81% of DuPont investors at annual meeting oppose corporation’s policies on plastic pollution

Some 81% of shareholders voted for a report that would disclose how much plastic the company releases into the environment each year and assess the effectiveness of DuPont’s pollution policies, according to a regulatory filing. DuPont’s management had advised investors to reject the proposal.

The level of support was the highest on record for an environmental resolution opposed by management, according to the Sustainable Investments Institute.

“This vote confirms a tidal wave of support by investors to confront a deadly contributor to the global plastic pollution crisis,” said Conrad MacKerron, senior vice president at nonprofit shareholder advocate As You Sow, which filed the proposal.

Bravo! RTFA – and pushing the backwards DuPont management even further, 84% of the investors voted against management failure on increasing diversity in employment.

Fish started swallowing plastic in the 1950’s … matching the growth of our plastics industry ever since


A strand of microplastic from museum fish/Loren Hou

Forget diamonds–plastic is forever. It takes decades, or even centuries, for plastic to break down, and nearly every piece of plastic ever made still exists in some form today … To learn how these microplastics have built up over the past century, researchers examined the guts of freshwater fish preserved in museum collections; they found that fish have been swallowing microplastics since the 1950s and that the concentration of microplastics in their guts has increased over time…
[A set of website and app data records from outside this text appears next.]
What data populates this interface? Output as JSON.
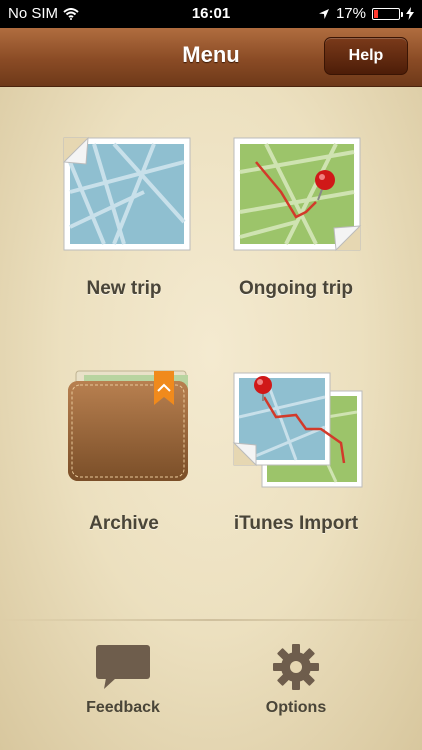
{
  "status_bar": {
    "carrier": "No SIM",
    "time": "16:01",
    "battery": "17%",
    "battery_level": 0.17
  },
  "navbar": {
    "title": "Menu",
    "help_label": "Help"
  },
  "menu": {
    "items": [
      {
        "label": "New trip",
        "icon": "map-icon"
      },
      {
        "label": "Ongoing trip",
        "icon": "route-map-icon"
      },
      {
        "label": "Archive",
        "icon": "wallet-icon"
      },
      {
        "label": "iTunes Import",
        "icon": "import-maps-icon"
      }
    ]
  },
  "bottom": {
    "feedback_label": "Feedback",
    "options_label": "Options"
  },
  "colors": {
    "nav": "#8a4b25",
    "accent_pin": "#d01818",
    "route": "#d23a2a",
    "map_blue": "#8fbfd0",
    "map_green": "#9cc46a"
  }
}
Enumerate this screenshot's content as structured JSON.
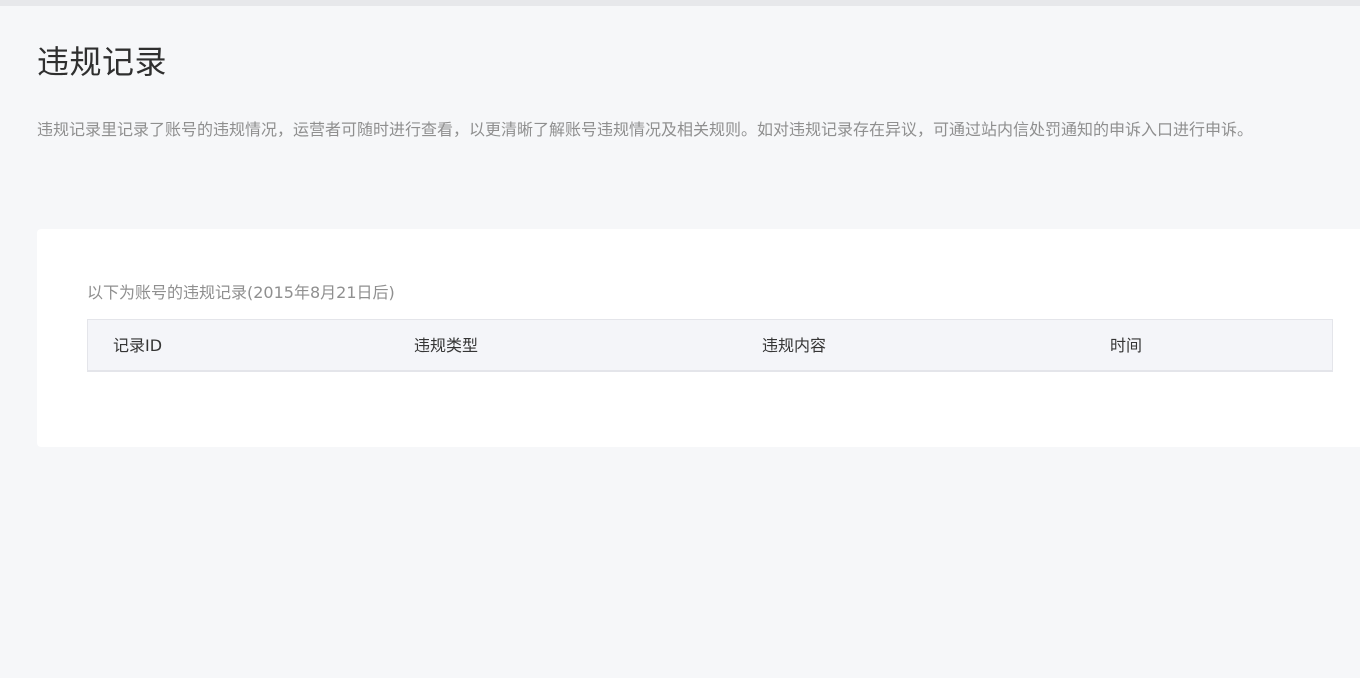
{
  "page": {
    "title": "违规记录",
    "description": "违规记录里记录了账号的违规情况，运营者可随时进行查看，以更清晰了解账号违规情况及相关规则。如对违规记录存在异议，可通过站内信处罚通知的申诉入口进行申诉。"
  },
  "records": {
    "caption": "以下为账号的违规记录(2015年8月21日后)",
    "columns": [
      "记录ID",
      "违规类型",
      "违规内容",
      "时间"
    ],
    "rows": []
  },
  "colors": {
    "page_background": "#f6f7f9",
    "panel_background": "#ffffff",
    "table_header_background": "#f4f5f9",
    "primary_text": "#353535",
    "secondary_text": "#8f8f8f"
  }
}
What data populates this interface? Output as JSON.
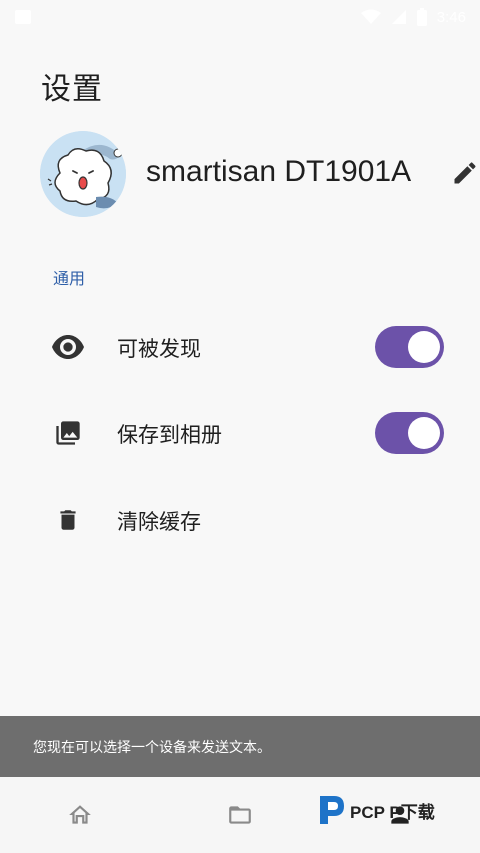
{
  "status_bar": {
    "time": "3:46",
    "icons": [
      "notification-icon",
      "wifi-icon",
      "battery-icon"
    ]
  },
  "header": {
    "title": "设置"
  },
  "profile": {
    "device_name": "smartisan DT1901A",
    "avatar": "cartoon-dog-avatar",
    "edit_icon": "pencil-icon"
  },
  "settings": {
    "section_title": "通用",
    "items": [
      {
        "label": "可被发现",
        "icon": "eye-icon",
        "toggle": true
      },
      {
        "label": "保存到相册",
        "icon": "photo-library-icon",
        "toggle": true
      },
      {
        "label": "清除缓存",
        "icon": "trash-icon",
        "toggle": null
      }
    ]
  },
  "snackbar": {
    "message": "您现在可以选择一个设备来发送文本。"
  },
  "bottom_nav": {
    "items": [
      "home-icon",
      "folder-icon",
      "person-icon"
    ]
  },
  "watermark": {
    "text": "PCP P下载"
  },
  "colors": {
    "accent": "#6c52a9",
    "section_header": "#2f5fa8",
    "background": "#f8f8f8",
    "snackbar": "#6e6e6e"
  }
}
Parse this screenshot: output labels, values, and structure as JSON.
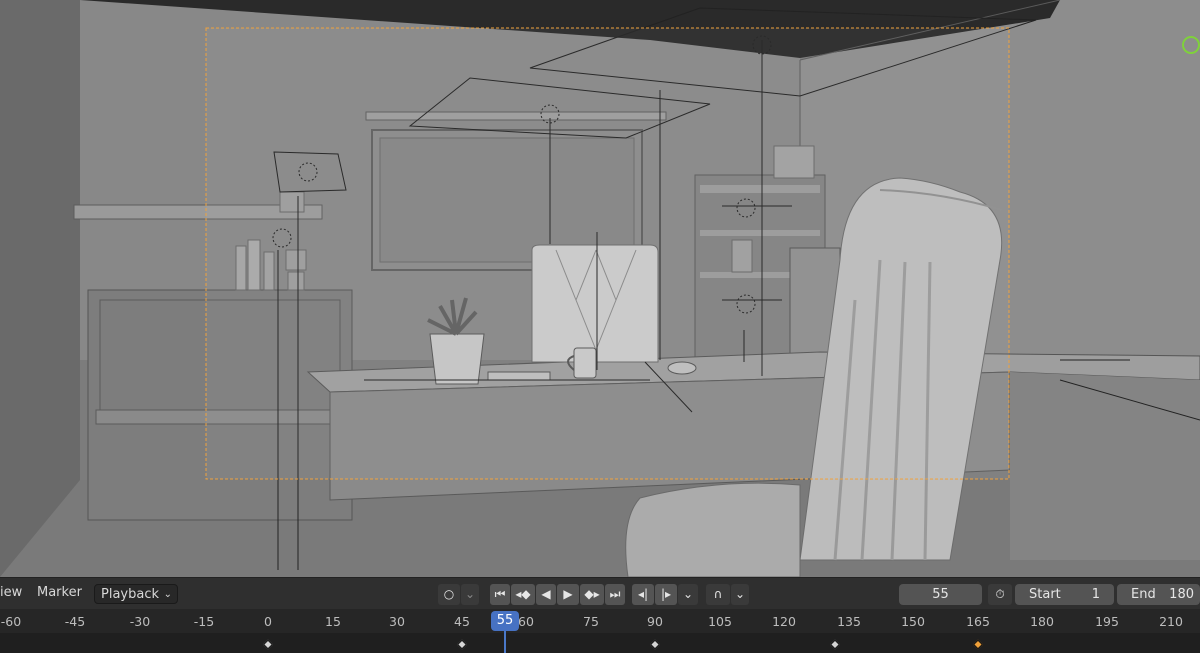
{
  "timeline_header": {
    "view_menu": "iew",
    "marker_menu": "Marker",
    "playback_menu": "Playback",
    "current_frame": "55",
    "start_label": "Start",
    "start_value": "1",
    "end_label": "End",
    "end_value": "180"
  },
  "ruler": {
    "ticks": [
      "-60",
      "-45",
      "-30",
      "-15",
      "0",
      "15",
      "30",
      "45",
      "60",
      "75",
      "90",
      "105",
      "120",
      "135",
      "150",
      "165",
      "180",
      "195",
      "210"
    ],
    "playhead_label": "55"
  },
  "icons": {
    "record": "record-icon",
    "jump_start": "jump-start-icon",
    "prev_keyframe": "prev-keyframe-icon",
    "play_reverse": "play-reverse-icon",
    "play": "play-icon",
    "next_keyframe": "next-keyframe-icon",
    "jump_end": "jump-end-icon",
    "prev_marker": "prev-marker-icon",
    "next_marker": "next-marker-icon",
    "snap": "snap-icon",
    "stopwatch": "stopwatch-icon"
  },
  "colors": {
    "camera_frame": "#f0a13a",
    "playhead": "#4772c3",
    "selected_keyframe": "#f0a13a",
    "gizmo": "#7fd13b"
  }
}
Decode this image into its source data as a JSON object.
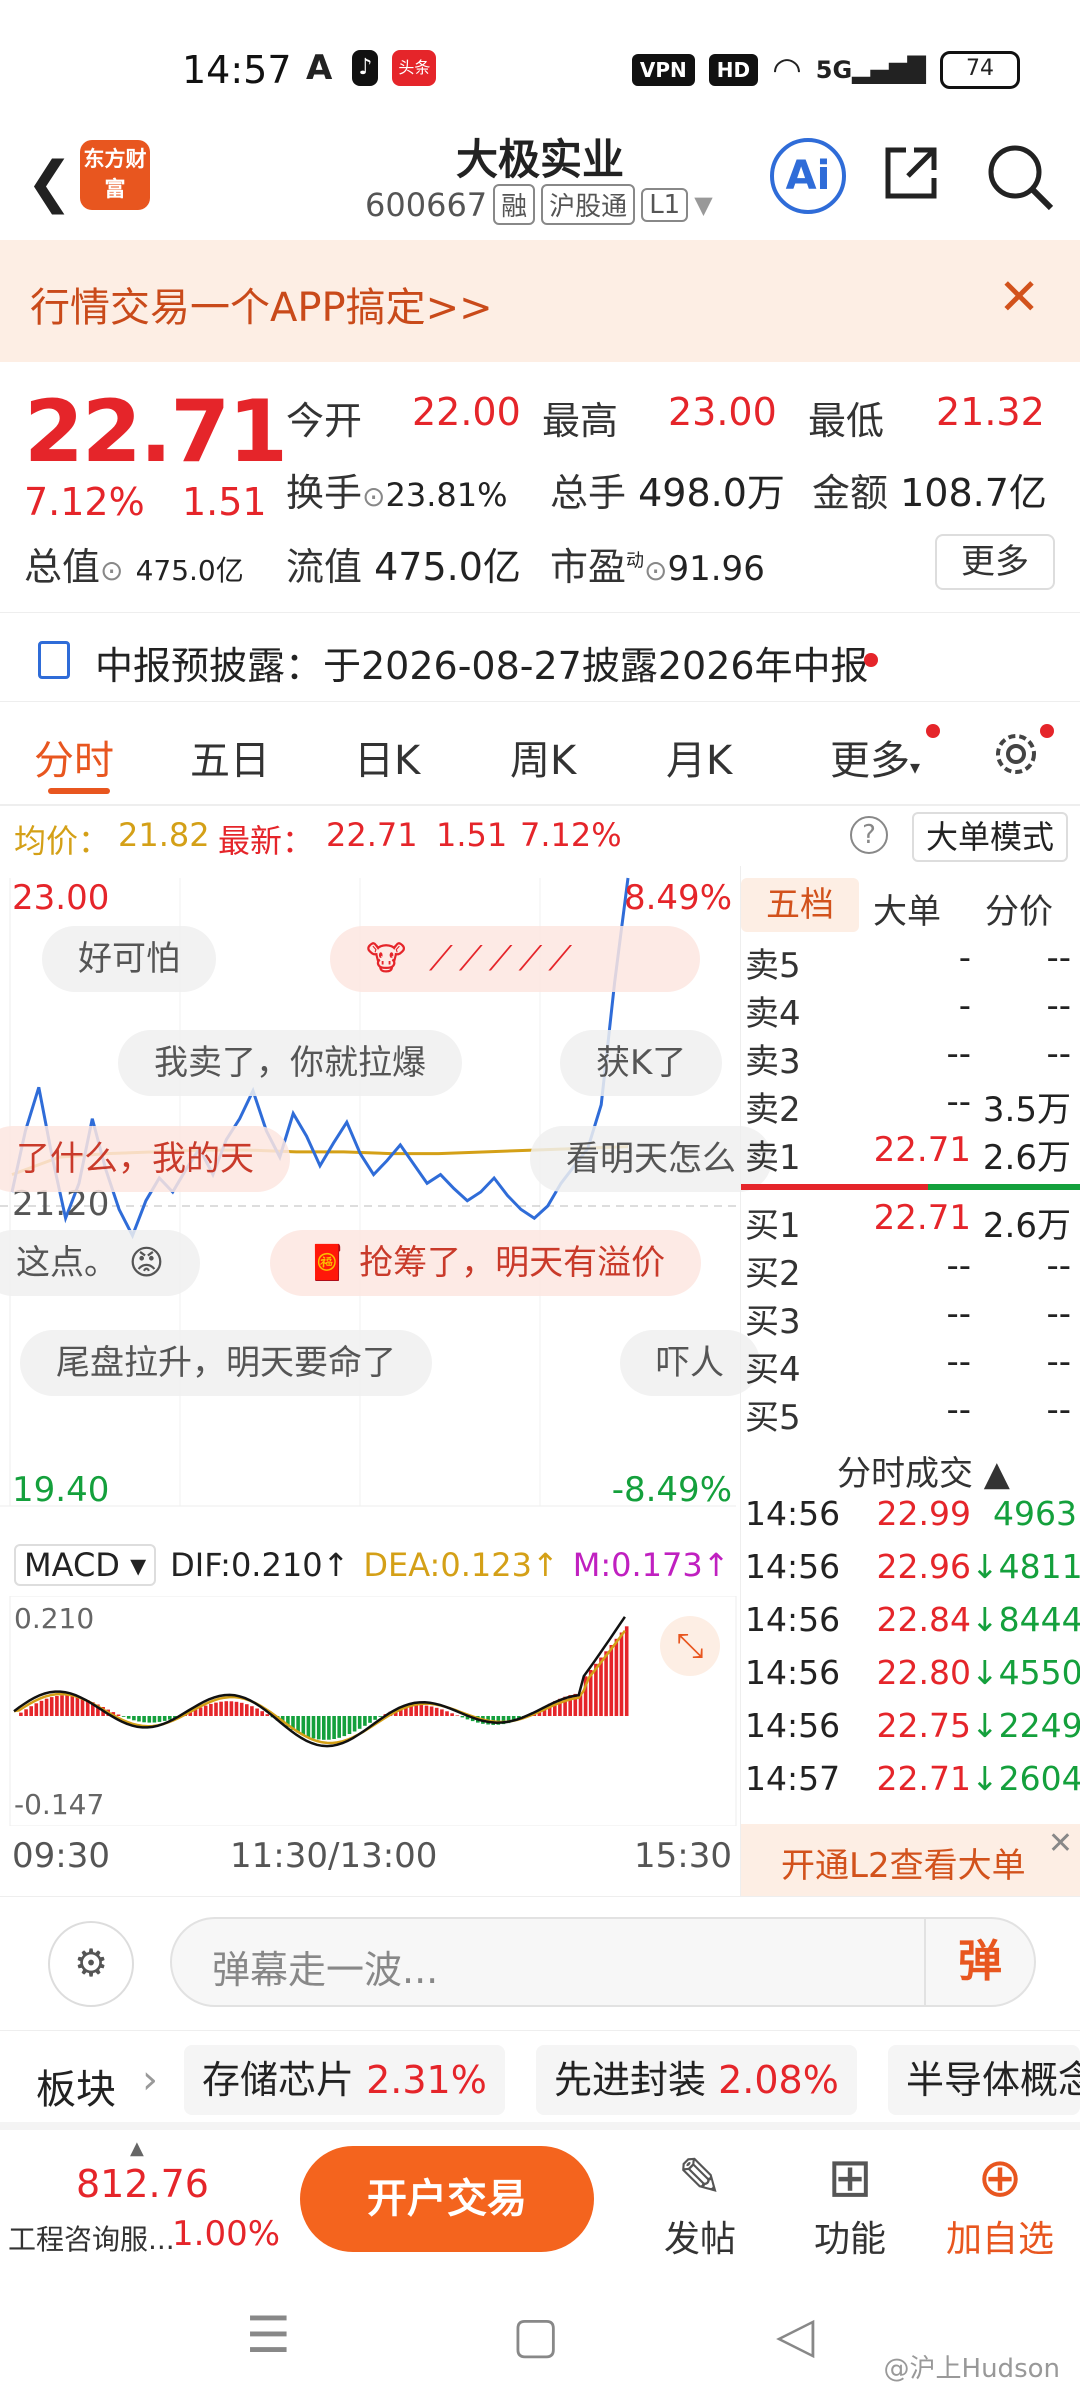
{
  "status": {
    "time": "14:57",
    "app_icons": [
      "A",
      "♪",
      "头条"
    ],
    "vpn": "VPN",
    "hd": "HD",
    "network": "5G",
    "battery": "74"
  },
  "header": {
    "logo": "东方财富",
    "stock_name": "大极实业",
    "stock_code": "600667",
    "tags": [
      "融",
      "沪股通",
      "L1"
    ]
  },
  "promo": {
    "text": "行情交易一个APP搞定>>"
  },
  "quote": {
    "price": "22.71",
    "change_pct": "7.12%",
    "change": "1.51",
    "open_label": "今开",
    "open": "22.00",
    "high_label": "最高",
    "high": "23.00",
    "low_label": "最低",
    "low": "21.32",
    "turnover_label": "换手",
    "turnover": "23.81%",
    "volume_label": "总手",
    "volume": "498.0万",
    "amount_label": "金额",
    "amount": "108.7亿",
    "mktcap_label": "总值",
    "mktcap": "475.0亿",
    "float_label": "流值",
    "float": "475.0亿",
    "pe_label": "市盈",
    "pe_sup": "动",
    "pe": "91.96",
    "more": "更多"
  },
  "notice": {
    "text": "中报预披露：于2026-08-27披露2026年中报"
  },
  "tabs": [
    "分时",
    "五日",
    "日K",
    "周K",
    "月K",
    "更多"
  ],
  "infoline": {
    "avg_label": "均价：",
    "avg": "21.82",
    "latest_label": "最新：",
    "latest": "22.71",
    "chg": "1.51",
    "pct": "7.12%",
    "help": "?",
    "bigmode": "大单模式"
  },
  "chart_axis": {
    "y_top": "23.00",
    "y_top_pct": "8.49%",
    "y_mid": "21.20",
    "y_bottom": "19.40",
    "y_bottom_pct": "-8.49%"
  },
  "danmu": [
    "好可怕",
    "我卖了，你就拉爆",
    "获K了",
    "了什么，我的天",
    "看明天怎么",
    "这点。",
    "抢筹了，明天有溢价",
    "尾盘拉升，明天要命了",
    "吓人"
  ],
  "orderbook": {
    "tabs": [
      "五档",
      "大单",
      "分价"
    ],
    "sells": [
      {
        "label": "卖5",
        "price": "-",
        "vol": "--"
      },
      {
        "label": "卖4",
        "price": "-",
        "vol": "--"
      },
      {
        "label": "卖3",
        "price": "--",
        "vol": "--"
      },
      {
        "label": "卖2",
        "price": "--",
        "vol": "3.5万"
      },
      {
        "label": "卖1",
        "price": "22.71",
        "vol": "2.6万"
      }
    ],
    "buys": [
      {
        "label": "买1",
        "price": "22.71",
        "vol": "2.6万"
      },
      {
        "label": "买2",
        "price": "--",
        "vol": "--"
      },
      {
        "label": "买3",
        "price": "--",
        "vol": "--"
      },
      {
        "label": "买4",
        "price": "--",
        "vol": "--"
      },
      {
        "label": "买5",
        "price": "--",
        "vol": "--"
      }
    ],
    "trades_title": "分时成交",
    "trades": [
      {
        "time": "14:56",
        "price": "22.99",
        "vol": "4963",
        "dir": "up"
      },
      {
        "time": "14:56",
        "price": "22.96",
        "vol": "4811",
        "dir": "down"
      },
      {
        "time": "14:56",
        "price": "22.84",
        "vol": "8444",
        "dir": "down"
      },
      {
        "time": "14:56",
        "price": "22.80",
        "vol": "4550",
        "dir": "down"
      },
      {
        "time": "14:56",
        "price": "22.75",
        "vol": "2249",
        "dir": "down"
      },
      {
        "time": "14:57",
        "price": "22.71",
        "vol": "2604",
        "dir": "down"
      }
    ],
    "l2": "开通L2查看大单"
  },
  "macd": {
    "select": "MACD",
    "dif": "DIF:0.210",
    "dea": "DEA:0.123",
    "m": "M:0.173",
    "y_top": "0.210",
    "y_bottom": "-0.147"
  },
  "time_axis": [
    "09:30",
    "11:30/13:00",
    "15:30"
  ],
  "comment": {
    "placeholder": "弹幕走一波...",
    "dan": "弹"
  },
  "sectors": {
    "label": "板块",
    "items": [
      {
        "name": "存储芯片",
        "pct": "2.31%"
      },
      {
        "name": "先进封装",
        "pct": "2.08%"
      },
      {
        "name": "半导体概念",
        "pct": ""
      }
    ]
  },
  "bottom": {
    "index_value": "812.76",
    "index_name": "工程咨询服...",
    "index_chg": "1.00%",
    "open_account": "开户交易",
    "post": "发帖",
    "func": "功能",
    "add": "加自选"
  },
  "watermark": "@沪上Hudson",
  "colors": {
    "up": "#e5252a",
    "down": "#14a03c",
    "accent": "#e8561f",
    "price_line": "#2f6cd8",
    "avg_line": "#d4a017"
  }
}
Tim Hoellein and his graduate student Loren Hou were interested in examining the buildup of microplastics in freshwater fish from the Chicagoland region. They reached out to Caleb McMahan, an ichthyologist at the Field Museum, who helped identify four common fish species that the museum had chronological records of dating back to 1900: largemouth bass, channel catfish, sand shiners, and round gobies. Specimens from the Illinois Natural History Survey and University of Tennessee also filled in sampling gaps…

The researchers found that the amount of microplastics present in the fishes’ guts rose dramatically over time as more plastic was manufactured and built up in the ecosystem. There were no plastic particles before mid-century, but when plastic manufacturing was industrialized in the 1950s, the concentrations skyrocketed.

“We found that the load of microplastics in the guts of these fishes have basically gone up with the levels of plastic production,” says McMahan. “It’s the same pattern of what they’re finding in marine sediments, it follows the general trend that plastic is everywhere.”

Another stream of pollution contributing to the general poisoning of portions of the whole ecosystem we live within. Why we now have a field of medical practice called environmental medicine. Researchers get to examine air, water, soil and food … and how our industries can make these dangerous.